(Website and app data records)
━━━━━━━━━━
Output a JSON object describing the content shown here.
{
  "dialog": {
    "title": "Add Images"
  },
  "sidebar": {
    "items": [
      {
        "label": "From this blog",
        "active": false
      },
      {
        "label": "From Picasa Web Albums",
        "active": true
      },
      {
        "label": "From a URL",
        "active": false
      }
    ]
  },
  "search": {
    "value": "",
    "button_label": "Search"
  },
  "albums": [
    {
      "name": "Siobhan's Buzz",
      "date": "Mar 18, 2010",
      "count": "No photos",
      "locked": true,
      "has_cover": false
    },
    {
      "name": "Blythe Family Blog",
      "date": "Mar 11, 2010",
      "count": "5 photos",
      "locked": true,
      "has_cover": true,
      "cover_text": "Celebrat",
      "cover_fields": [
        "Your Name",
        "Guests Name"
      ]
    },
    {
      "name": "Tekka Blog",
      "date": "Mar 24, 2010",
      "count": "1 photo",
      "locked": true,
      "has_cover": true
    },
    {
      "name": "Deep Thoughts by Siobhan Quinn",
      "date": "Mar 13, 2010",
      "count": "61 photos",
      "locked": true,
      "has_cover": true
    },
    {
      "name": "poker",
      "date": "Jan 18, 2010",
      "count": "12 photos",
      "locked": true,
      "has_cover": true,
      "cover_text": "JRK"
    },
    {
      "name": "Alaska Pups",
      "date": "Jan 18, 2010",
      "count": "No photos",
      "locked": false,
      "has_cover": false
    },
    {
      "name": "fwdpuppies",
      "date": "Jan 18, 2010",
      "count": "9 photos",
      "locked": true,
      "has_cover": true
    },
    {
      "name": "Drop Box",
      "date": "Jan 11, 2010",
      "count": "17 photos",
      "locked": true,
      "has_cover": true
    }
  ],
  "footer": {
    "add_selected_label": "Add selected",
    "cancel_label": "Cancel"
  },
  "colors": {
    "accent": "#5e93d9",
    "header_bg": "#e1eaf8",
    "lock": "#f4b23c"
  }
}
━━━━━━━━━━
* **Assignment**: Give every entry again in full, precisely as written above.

* **Written solution**:
Output a JSON object describing the content shown here.
{
  "dialog": {
    "title": "Add Images"
  },
  "sidebar": {
    "items": [
      {
        "label": "From this blog",
        "active": false
      },
      {
        "label": "From Picasa Web Albums",
        "active": true
      },
      {
        "label": "From a URL",
        "active": false
      }
    ]
  },
  "search": {
    "value": "",
    "button_label": "Search"
  },
  "albums": [
    {
      "name": "Siobhan's Buzz",
      "date": "Mar 18, 2010",
      "count": "No photos",
      "locked": true,
      "has_cover": false
    },
    {
      "name": "Blythe Family Blog",
      "date": "Mar 11, 2010",
      "count": "5 photos",
      "locked": true,
      "has_cover": true,
      "cover_text": "Celebrat",
      "cover_fields": [
        "Your Name",
        "Guests Name"
      ]
    },
    {
      "name": "Tekka Blog",
      "date": "Mar 24, 2010",
      "count": "1 photo",
      "locked": true,
      "has_cover": true
    },
    {
      "name": "Deep Thoughts by Siobhan Quinn",
      "date": "Mar 13, 2010",
      "count": "61 photos",
      "locked": true,
      "has_cover": true
    },
    {
      "name": "poker",
      "date": "Jan 18, 2010",
      "count": "12 photos",
      "locked": true,
      "has_cover": true,
      "cover_text": "JRK"
    },
    {
      "name": "Alaska Pups",
      "date": "Jan 18, 2010",
      "count": "No photos",
      "locked": false,
      "has_cover": false
    },
    {
      "name": "fwdpuppies",
      "date": "Jan 18, 2010",
      "count": "9 photos",
      "locked": true,
      "has_cover": true
    },
    {
      "name": "Drop Box",
      "date": "Jan 11, 2010",
      "count": "17 photos",
      "locked": true,
      "has_cover": true
    }
  ],
  "footer": {
    "add_selected_label": "Add selected",
    "cancel_label": "Cancel"
  },
  "colors": {
    "accent": "#5e93d9",
    "header_bg": "#e1eaf8",
    "lock": "#f4b23c"
  }
}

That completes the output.